There is something special about the scent of the sea, forest and seasoned timber that hits me as I step onto the porch of the family’s old coastal croft in Ångermanland. Increasingly battered by wind, rain and sun, the exterior of the house looks quite worn. But as the façades continue to take on the natural silver grey of ageing wood, the charm of the croft only increases. This says something about wood’s capacity to grow in quality over time, like a vintage wine, and about the material’s inherent poetic power.
For as long as we’ve been talking about responsible building, wood has been an obvious material to choose. But over time, the devastating threat of fire led other, more resistant, materials to find favour. Sweeping legislation that largely prohibited the use of wood in dense urban developments also threw up barriers to the development of new wood building techniques.
However, in the early 1900s, something happened to revive interest in wood even in more advanced structures – the introduction of glulam beams. The technology made it possible to produce arched components with large spans. The method of bonding the wood with adhesive that shut out oxygen also made the beams resistant to fire without any major loss of load-bearing capacity. In Sweden, the great ambassador for glulam was national rail company SJ’s chief architect Folke Zettervall who, with countless platform roofs across the country and large station halls in Malmö, Gothenburg and Stockholm, excelled in showing what was possible.

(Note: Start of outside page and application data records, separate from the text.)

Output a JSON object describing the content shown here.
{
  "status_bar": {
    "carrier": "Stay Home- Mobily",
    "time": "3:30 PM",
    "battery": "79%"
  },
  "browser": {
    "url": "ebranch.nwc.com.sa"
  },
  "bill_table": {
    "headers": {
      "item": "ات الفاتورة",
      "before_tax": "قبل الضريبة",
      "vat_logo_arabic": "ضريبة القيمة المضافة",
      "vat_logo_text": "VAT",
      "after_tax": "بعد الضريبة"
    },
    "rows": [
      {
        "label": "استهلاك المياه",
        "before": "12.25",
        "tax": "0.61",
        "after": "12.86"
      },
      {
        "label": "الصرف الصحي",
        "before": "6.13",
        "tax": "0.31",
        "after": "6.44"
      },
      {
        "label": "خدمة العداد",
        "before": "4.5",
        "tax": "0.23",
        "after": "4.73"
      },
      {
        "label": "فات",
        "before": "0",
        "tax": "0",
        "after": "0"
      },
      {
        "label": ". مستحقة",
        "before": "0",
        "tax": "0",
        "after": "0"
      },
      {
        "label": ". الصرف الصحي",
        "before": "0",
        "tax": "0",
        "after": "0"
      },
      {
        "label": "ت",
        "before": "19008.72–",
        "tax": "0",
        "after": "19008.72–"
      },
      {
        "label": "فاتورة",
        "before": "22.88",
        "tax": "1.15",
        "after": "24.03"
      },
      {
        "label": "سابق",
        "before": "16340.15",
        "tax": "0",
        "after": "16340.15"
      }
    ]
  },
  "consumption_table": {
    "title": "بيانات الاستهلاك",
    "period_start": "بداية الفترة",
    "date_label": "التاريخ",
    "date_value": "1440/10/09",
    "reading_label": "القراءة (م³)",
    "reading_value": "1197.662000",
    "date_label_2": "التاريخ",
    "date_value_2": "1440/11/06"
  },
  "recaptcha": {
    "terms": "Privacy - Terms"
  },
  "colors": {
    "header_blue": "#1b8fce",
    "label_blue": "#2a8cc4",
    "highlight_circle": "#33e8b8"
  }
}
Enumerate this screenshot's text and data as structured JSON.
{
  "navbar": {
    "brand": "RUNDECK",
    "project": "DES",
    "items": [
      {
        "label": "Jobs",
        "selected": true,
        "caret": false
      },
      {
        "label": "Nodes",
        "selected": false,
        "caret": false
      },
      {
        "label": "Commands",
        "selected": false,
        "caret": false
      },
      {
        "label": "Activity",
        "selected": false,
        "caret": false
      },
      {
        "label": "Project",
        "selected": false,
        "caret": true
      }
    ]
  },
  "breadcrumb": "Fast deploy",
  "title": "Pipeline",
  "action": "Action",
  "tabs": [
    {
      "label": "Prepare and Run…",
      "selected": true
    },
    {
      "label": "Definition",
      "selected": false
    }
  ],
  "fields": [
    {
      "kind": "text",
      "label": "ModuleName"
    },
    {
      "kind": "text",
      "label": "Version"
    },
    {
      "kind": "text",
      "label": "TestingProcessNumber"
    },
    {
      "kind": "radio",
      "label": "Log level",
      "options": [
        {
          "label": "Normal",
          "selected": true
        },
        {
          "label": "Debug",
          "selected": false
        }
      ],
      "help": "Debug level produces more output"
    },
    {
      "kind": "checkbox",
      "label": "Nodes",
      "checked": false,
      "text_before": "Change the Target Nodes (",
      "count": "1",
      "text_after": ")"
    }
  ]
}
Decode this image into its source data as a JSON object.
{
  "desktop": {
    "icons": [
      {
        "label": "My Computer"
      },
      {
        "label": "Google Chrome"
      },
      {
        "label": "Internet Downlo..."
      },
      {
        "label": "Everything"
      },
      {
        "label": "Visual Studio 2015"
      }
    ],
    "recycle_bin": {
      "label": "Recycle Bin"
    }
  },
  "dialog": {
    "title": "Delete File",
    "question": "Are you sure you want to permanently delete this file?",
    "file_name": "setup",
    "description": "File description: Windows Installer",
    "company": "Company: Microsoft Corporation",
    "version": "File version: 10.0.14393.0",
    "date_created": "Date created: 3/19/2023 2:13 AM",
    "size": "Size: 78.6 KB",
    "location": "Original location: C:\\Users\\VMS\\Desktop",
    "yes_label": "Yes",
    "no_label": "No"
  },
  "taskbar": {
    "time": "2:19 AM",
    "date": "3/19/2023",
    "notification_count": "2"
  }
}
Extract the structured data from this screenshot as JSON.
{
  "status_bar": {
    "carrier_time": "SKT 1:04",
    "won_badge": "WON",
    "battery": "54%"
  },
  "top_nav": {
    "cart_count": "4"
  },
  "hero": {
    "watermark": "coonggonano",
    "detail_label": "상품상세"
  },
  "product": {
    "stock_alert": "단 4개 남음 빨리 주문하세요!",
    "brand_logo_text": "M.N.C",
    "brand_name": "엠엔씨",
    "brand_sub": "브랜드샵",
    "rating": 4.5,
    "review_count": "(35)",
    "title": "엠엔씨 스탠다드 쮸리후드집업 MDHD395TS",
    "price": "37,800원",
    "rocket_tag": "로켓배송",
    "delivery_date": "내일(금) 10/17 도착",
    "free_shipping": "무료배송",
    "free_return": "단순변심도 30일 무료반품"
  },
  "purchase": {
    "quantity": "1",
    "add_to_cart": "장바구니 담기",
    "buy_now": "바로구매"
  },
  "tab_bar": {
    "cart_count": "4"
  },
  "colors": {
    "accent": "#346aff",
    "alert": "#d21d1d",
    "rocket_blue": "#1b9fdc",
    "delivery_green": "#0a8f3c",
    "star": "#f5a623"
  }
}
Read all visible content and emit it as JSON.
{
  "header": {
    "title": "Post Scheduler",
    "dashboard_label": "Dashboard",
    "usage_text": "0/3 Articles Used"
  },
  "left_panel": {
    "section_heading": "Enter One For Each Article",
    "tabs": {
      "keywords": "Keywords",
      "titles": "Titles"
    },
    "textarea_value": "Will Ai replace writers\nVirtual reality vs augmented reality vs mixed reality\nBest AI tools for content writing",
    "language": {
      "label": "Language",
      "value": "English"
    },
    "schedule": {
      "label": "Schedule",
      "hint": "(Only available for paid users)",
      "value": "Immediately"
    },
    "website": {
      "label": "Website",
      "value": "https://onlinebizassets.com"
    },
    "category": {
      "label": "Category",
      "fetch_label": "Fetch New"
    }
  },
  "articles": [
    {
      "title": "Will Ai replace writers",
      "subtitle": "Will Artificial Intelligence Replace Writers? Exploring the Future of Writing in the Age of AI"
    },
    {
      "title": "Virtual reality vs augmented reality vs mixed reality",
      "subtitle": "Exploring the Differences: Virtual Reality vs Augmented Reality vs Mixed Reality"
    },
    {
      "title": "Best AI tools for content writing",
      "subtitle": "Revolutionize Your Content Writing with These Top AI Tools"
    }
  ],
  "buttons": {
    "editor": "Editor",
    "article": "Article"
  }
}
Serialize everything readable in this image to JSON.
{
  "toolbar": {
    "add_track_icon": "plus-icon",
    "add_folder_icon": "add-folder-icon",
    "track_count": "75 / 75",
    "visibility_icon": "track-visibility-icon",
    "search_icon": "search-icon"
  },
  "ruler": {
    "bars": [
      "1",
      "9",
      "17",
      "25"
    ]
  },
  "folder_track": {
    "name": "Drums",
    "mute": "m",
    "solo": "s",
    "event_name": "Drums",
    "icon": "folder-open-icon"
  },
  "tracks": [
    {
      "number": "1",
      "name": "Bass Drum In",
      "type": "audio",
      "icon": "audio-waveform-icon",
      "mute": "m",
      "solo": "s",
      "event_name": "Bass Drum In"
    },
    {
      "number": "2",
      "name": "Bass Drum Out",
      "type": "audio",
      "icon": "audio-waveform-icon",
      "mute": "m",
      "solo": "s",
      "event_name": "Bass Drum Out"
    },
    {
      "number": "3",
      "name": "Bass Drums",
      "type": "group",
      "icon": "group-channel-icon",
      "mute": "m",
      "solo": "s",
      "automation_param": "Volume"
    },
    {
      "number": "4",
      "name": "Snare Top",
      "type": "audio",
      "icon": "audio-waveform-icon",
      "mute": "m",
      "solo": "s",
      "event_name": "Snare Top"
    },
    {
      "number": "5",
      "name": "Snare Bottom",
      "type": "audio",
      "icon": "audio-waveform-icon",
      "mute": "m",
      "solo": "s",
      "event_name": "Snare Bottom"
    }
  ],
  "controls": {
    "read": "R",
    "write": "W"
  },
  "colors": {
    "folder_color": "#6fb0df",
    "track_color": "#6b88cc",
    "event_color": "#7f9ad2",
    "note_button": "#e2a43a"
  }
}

Despite this, wood remained a marginalised building material in Sweden for much of the 20th century, with the exception of the individual houses and low-rise blocks that were built entirely or partially in wood. Many architects were attracted by the material’s design versatility, but legislation and standards continued to rule out large-scale structures made purely of wood. This is why, for example, Jan Gezelius and Gunnar Mattsson’s Museum of Ethnography on Djurgården from the late 1970s, and Ralph Erskine’s Allhus in Frescati from around the same time had a concrete structural frame, despite them appearing to be wooden buildings.
It was only with the advent of a new planning and building act in 1994 that apartment blocks and other large buildings became permissible in wood. Coupled with the sustainability drive and digitalisation of recent years, we now have a radically different playing field. This represents a new beginning for wood construction which, through a younger generation of architects attracted by the material’s previously unexplored potential, has already led to a host of technical innovations, bold projects and ingenious buildings. Sitting on the porch of the croft, I’m curious to see what the future brings!